These weaknesses are real, and I believe the cease-fire is not replicable in toto. However, there are many positive aspects of the Nuba Mountains cease-fire agreement and its international monitoring that may be of use in other high-conflict areas of Sudan. When the formal Nuba Mountains cease-fire agreement was signed, the enthusiasm of the local population grew more rapidly than was anticipated, and civilians and commerce began to move more freely. The impact of the Nuba cease-fire outside Nuba has been striking; the local reconciliation has triggered "grass-roots" discussion and anticipation of peace far beyond the borders of the Nuba Mountains.

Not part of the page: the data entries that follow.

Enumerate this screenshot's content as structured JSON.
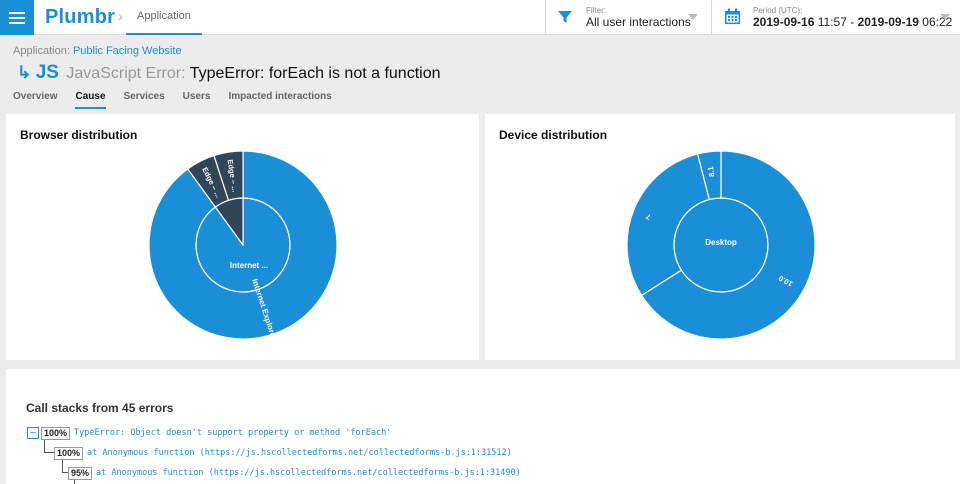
{
  "topbar": {
    "logo": "Plumbr",
    "breadcrumb_separator": "›",
    "breadcrumb_tab": "Application",
    "filter_label": "Filter:",
    "filter_value": "All user interactions",
    "period_label": "Period (UTC):",
    "period_start_date": "2019-09-16",
    "period_start_time": "11:57",
    "period_dash": "-",
    "period_end_date": "2019-09-19",
    "period_end_time": "06:22"
  },
  "header": {
    "application_prefix": "Application:",
    "application_name": "Public Facing Website",
    "arrow": "↳",
    "badge": "JS",
    "error_kind": "JavaScript Error:",
    "error_message": "TypeError: forEach is not a function"
  },
  "tabs": [
    "Overview",
    "Cause",
    "Services",
    "Users",
    "Impacted interactions"
  ],
  "active_tab": "Cause",
  "colors": {
    "accent": "#1a8fd8",
    "slice_blue": "#1a8fd8",
    "slice_dark": "#2f4558"
  },
  "browser_distribution": {
    "title": "Browser distribution",
    "inner_label": "Internet ...",
    "outer_slices": [
      {
        "label": "Internet Explorer – 11.0",
        "fraction": 0.9,
        "color": "#1a8fd8"
      },
      {
        "label": "Edge – ...",
        "fraction": 0.05,
        "color": "#2f4558"
      },
      {
        "label": "Edge – ...",
        "fraction": 0.05,
        "color": "#2f4558"
      }
    ],
    "inner_slices": [
      {
        "label": "Internet ...",
        "fraction": 0.9,
        "color": "#1a8fd8"
      },
      {
        "label": "Edge",
        "fraction": 0.1,
        "color": "#2f4558"
      }
    ]
  },
  "device_distribution": {
    "title": "Device distribution",
    "inner_label": "Desktop",
    "outer_slices": [
      {
        "label": "10.0",
        "fraction": 0.66,
        "color": "#1a8fd8"
      },
      {
        "label": "7",
        "fraction": 0.3,
        "color": "#1a8fd8"
      },
      {
        "label": "8.1",
        "fraction": 0.04,
        "color": "#1a8fd8"
      }
    ]
  },
  "call_stacks": {
    "title": "Call stacks from 45 errors",
    "toggle_symbol": "−",
    "frames": [
      {
        "percent": "100%",
        "text": "TypeError: Object doesn't support property or method 'forEach'"
      },
      {
        "percent": "100%",
        "text": "at Anonymous function (https://js.hscollectedforms.net/collectedforms-b.js:1:31512)"
      },
      {
        "percent": "95%",
        "text": "at Anonymous function (https://js.hscollectedforms.net/collectedforms-b.js:1:31490)"
      }
    ]
  }
}
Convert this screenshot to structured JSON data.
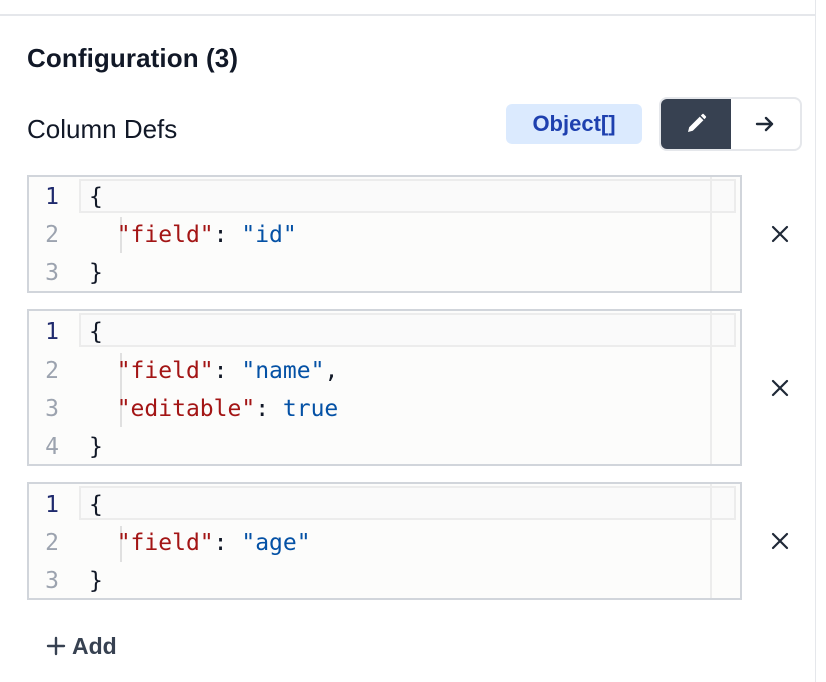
{
  "section": {
    "title": "Configuration (3)"
  },
  "field": {
    "label": "Column Defs",
    "type_badge": "Object[]",
    "mode_toggle": {
      "edit_icon": "pencil-icon",
      "link_icon": "arrow-right-icon"
    }
  },
  "items": [
    {
      "lines": [
        {
          "n": "1",
          "brace": "{"
        },
        {
          "n": "2",
          "key": "\"field\"",
          "colon": ": ",
          "value": "\"id\"",
          "value_type": "string",
          "trail": ""
        },
        {
          "n": "3",
          "brace": "}"
        }
      ],
      "remove_icon": "close-icon"
    },
    {
      "lines": [
        {
          "n": "1",
          "brace": "{"
        },
        {
          "n": "2",
          "key": "\"field\"",
          "colon": ": ",
          "value": "\"name\"",
          "value_type": "string",
          "trail": ","
        },
        {
          "n": "3",
          "key": "\"editable\"",
          "colon": ": ",
          "value": "true",
          "value_type": "boolean",
          "trail": ""
        },
        {
          "n": "4",
          "brace": "}"
        }
      ],
      "remove_icon": "close-icon"
    },
    {
      "lines": [
        {
          "n": "1",
          "brace": "{"
        },
        {
          "n": "2",
          "key": "\"field\"",
          "colon": ": ",
          "value": "\"age\"",
          "value_type": "string",
          "trail": ""
        },
        {
          "n": "3",
          "brace": "}"
        }
      ],
      "remove_icon": "close-icon"
    }
  ],
  "add_button": {
    "icon": "plus-icon",
    "label": "Add"
  },
  "colors": {
    "accent_badge_bg": "#dbeafe",
    "accent_badge_text": "#1e40af",
    "json_key": "#a31515",
    "json_string": "#0451a5"
  }
}
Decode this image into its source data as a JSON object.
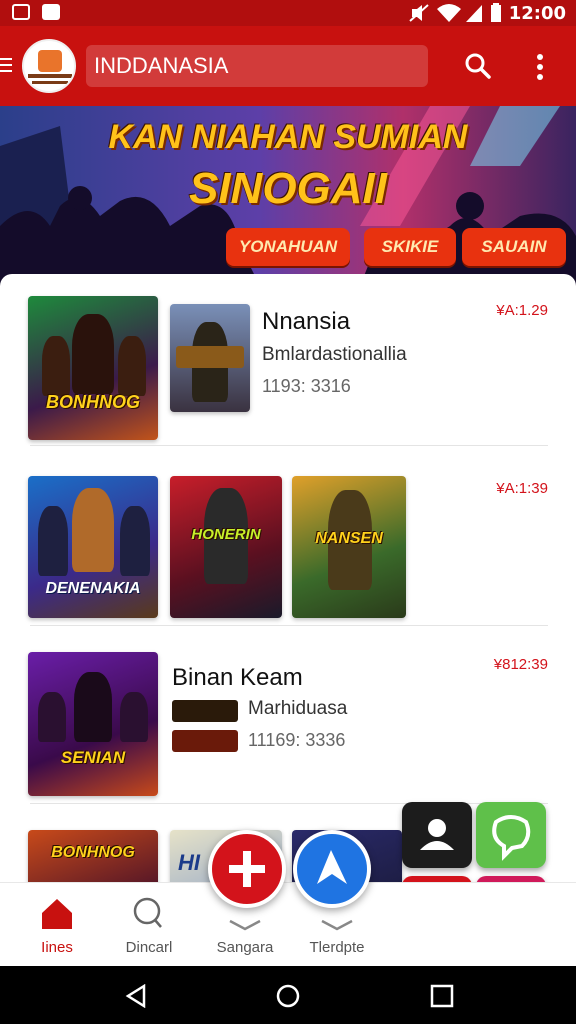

The degree to which the warring parties respect the agreement to protect civilians from attack has significant humanitarian consequences. Since March, when both parties signed this agreement, repeated bombings, continuing reports of gunship attacks, and the ongoing forced displacement of civilians, indicate that the agreement has had little positive humanitarian impact in Western Upper Nile or Bahr El Ghazal, the two regions most likely to serve as a "proving ground" for true commitment to protect civilians. Preliminary reports on the month of June show more attacks recorded than in all of the other months this year combined.
Additionally, the GoS imposition of flight denials in these regions all but prevents even ad-hoc monitoring of the agreement. In the absence of either a mechanism for impartial monitoring and investigation, or a reversal of the GoS flight denial patterns, there is little hope that the current situation will change. Finally, if the February attacks on Bieh that killed twenty-four civilians serve as an example, even the strongest international condemnation of attacks is not likely to produce adequate results. (The GoS has yet to take definitive steps to prevent a similar incident.) As a monitoring mechanism is implemented and as increased international focus on the protection of civilians in Sudan grows, it is also clear there must be well articulated consequences for violation to assure the agreement takes adequate hold.
Mr. Chairman, I have outlined some of the political and administrative actions needed for the humanitarian work to be successfully accomplished. Sudan's needs may actually increase in the short-run, especially if prospects brighten for a negotiated settlement and USAID will be expected to respond to those needs. We will continue to consult with you as this situation evolves.
I would like to thank the subcommittee once again for allowing me to testify today. I have worked on Sudan for twenty years. I believe there are significant prospects for peace, but it must be a just peace, and it cannot be negotiated while atrocities take place. If the Government of Sudan is serious about peace, it must give unrestricted access to war-affected civilians in humanitarian need. That must happen now - not one month, two months, or three months from now. The world cannot wait; the people of southern Sudan cannot wait.